Work order = In the records that follow, show each line where the word "every" is present.
--- Stored data ---
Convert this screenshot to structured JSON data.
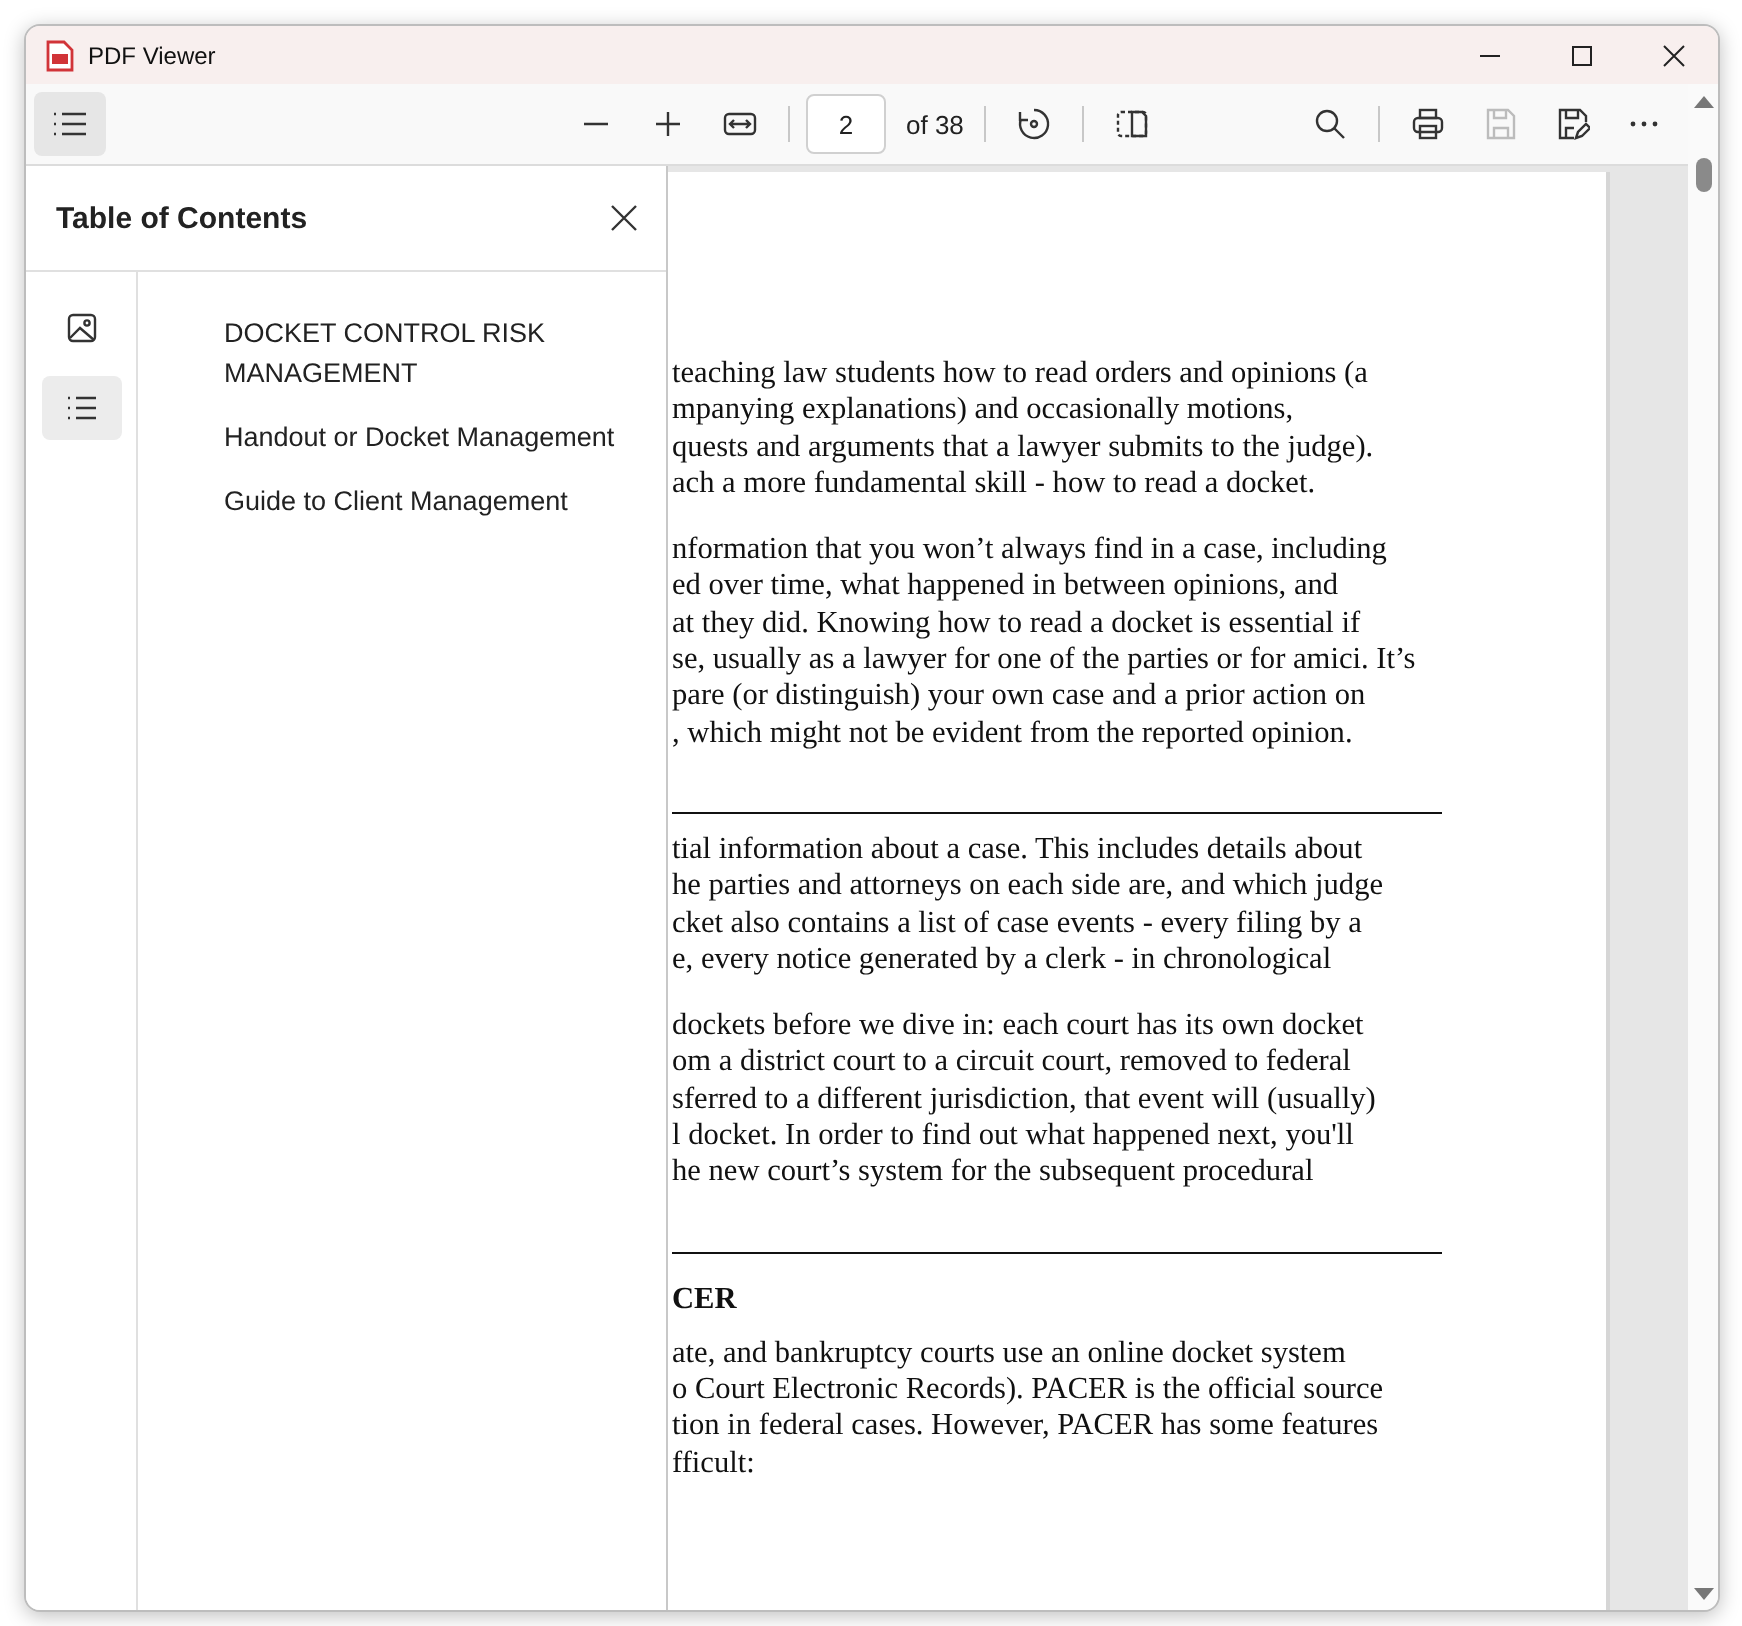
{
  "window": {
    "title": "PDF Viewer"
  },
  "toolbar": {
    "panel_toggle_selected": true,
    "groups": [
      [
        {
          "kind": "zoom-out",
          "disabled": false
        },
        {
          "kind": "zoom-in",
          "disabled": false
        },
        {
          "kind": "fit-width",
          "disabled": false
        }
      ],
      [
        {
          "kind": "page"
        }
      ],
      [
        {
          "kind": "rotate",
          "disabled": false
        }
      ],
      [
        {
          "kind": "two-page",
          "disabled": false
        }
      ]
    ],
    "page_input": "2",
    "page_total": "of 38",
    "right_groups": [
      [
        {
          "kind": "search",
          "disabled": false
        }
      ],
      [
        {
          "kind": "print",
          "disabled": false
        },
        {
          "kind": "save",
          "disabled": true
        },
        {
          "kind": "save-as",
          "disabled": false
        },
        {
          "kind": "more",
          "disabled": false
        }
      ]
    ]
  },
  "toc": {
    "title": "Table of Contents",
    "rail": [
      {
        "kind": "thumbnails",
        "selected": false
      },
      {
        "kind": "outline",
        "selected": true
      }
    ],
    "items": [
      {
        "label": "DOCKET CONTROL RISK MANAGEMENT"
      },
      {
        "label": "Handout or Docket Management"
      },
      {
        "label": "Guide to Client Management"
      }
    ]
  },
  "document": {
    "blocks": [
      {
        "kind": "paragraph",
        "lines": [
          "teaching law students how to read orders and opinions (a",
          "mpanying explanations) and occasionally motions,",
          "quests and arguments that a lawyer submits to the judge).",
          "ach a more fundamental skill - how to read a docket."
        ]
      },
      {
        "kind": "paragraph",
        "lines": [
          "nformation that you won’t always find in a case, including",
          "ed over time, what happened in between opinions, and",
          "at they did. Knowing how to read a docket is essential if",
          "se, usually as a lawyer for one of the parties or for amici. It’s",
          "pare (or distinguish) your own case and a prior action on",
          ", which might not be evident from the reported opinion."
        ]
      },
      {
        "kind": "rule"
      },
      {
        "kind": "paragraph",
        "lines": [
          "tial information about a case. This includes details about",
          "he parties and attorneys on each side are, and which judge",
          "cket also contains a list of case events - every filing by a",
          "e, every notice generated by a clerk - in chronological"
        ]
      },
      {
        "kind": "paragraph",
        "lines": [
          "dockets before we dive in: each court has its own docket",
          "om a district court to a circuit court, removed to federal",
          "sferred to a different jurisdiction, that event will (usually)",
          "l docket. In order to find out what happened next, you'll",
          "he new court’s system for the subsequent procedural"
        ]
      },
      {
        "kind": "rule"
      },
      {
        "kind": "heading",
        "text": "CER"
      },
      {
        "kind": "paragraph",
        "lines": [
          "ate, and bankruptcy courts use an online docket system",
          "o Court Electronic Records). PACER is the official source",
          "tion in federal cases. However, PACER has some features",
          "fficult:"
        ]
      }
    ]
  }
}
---
Answer to this exercise =
          "cket also contains a list of case events - every filing by a",
          "e, every notice generated by a clerk - in chronological"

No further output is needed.